** Data for this exercise follows **

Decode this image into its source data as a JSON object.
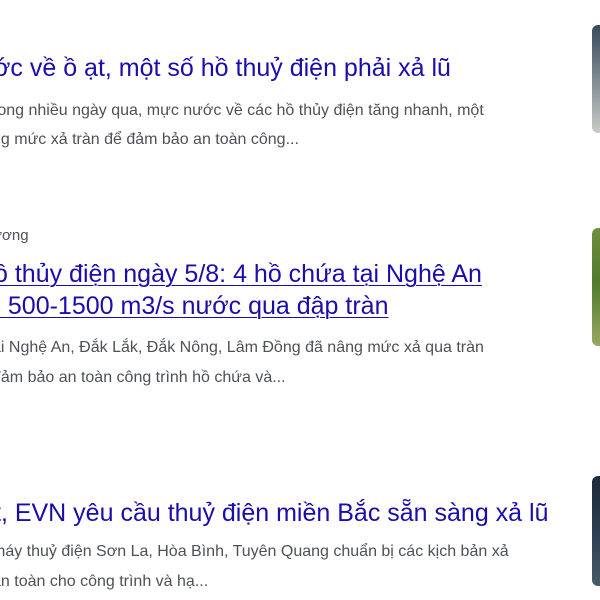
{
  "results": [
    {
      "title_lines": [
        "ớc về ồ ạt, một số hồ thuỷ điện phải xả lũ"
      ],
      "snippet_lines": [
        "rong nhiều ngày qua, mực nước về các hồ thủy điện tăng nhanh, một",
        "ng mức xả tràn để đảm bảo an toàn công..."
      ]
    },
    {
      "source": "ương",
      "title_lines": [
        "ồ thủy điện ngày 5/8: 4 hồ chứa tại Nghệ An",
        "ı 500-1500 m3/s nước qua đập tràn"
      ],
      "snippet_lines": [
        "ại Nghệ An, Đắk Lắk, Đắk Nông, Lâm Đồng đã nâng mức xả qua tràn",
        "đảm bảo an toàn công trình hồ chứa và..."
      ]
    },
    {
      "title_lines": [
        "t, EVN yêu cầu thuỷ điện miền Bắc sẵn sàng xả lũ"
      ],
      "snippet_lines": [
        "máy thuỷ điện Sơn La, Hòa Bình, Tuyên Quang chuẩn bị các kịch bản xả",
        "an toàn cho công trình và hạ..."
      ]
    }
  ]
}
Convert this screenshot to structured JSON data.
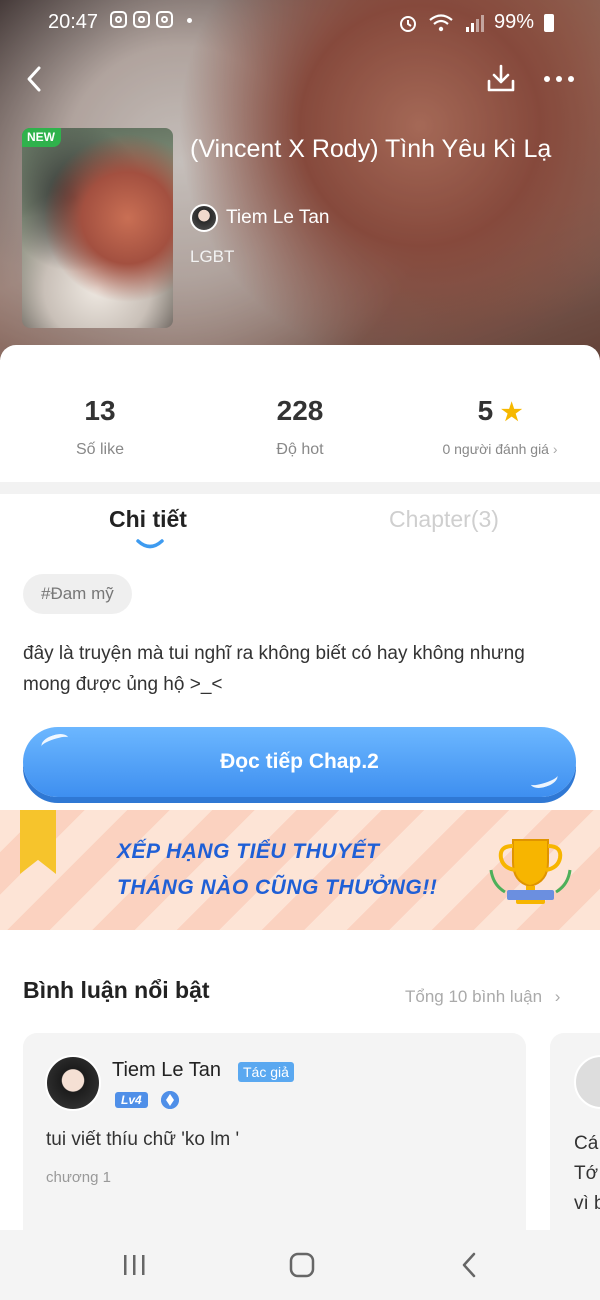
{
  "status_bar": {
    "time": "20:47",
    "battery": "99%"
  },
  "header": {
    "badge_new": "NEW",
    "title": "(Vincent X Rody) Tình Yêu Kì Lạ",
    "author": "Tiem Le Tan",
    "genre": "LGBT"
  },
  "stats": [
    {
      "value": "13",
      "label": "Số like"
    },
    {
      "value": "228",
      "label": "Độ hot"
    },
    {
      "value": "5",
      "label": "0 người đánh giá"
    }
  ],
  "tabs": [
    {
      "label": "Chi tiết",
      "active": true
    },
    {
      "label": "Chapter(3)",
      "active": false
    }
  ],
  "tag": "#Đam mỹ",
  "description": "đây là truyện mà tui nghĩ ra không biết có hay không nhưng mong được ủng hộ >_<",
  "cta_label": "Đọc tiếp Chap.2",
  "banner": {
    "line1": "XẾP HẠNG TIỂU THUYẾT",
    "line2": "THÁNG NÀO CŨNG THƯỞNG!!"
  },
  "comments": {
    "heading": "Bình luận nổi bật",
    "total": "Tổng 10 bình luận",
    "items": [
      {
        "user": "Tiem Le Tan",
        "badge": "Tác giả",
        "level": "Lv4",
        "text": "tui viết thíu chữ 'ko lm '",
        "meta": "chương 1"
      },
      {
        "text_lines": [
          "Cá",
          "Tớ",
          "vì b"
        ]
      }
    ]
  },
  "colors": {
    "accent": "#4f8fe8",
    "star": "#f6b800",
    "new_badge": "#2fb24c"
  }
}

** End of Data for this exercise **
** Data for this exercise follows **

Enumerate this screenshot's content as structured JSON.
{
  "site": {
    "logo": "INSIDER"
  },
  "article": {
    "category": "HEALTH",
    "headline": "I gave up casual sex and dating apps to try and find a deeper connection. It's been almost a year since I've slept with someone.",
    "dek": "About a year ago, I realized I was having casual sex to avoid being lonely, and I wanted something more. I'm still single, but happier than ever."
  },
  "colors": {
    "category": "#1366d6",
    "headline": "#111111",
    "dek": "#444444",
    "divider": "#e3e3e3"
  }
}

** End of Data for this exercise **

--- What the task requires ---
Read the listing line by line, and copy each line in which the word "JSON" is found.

--- Exercise solution ---
Decode this image into its source data as a JSON object.
Convert this screenshot to structured JSON data.
Enumerate this screenshot's content as structured JSON.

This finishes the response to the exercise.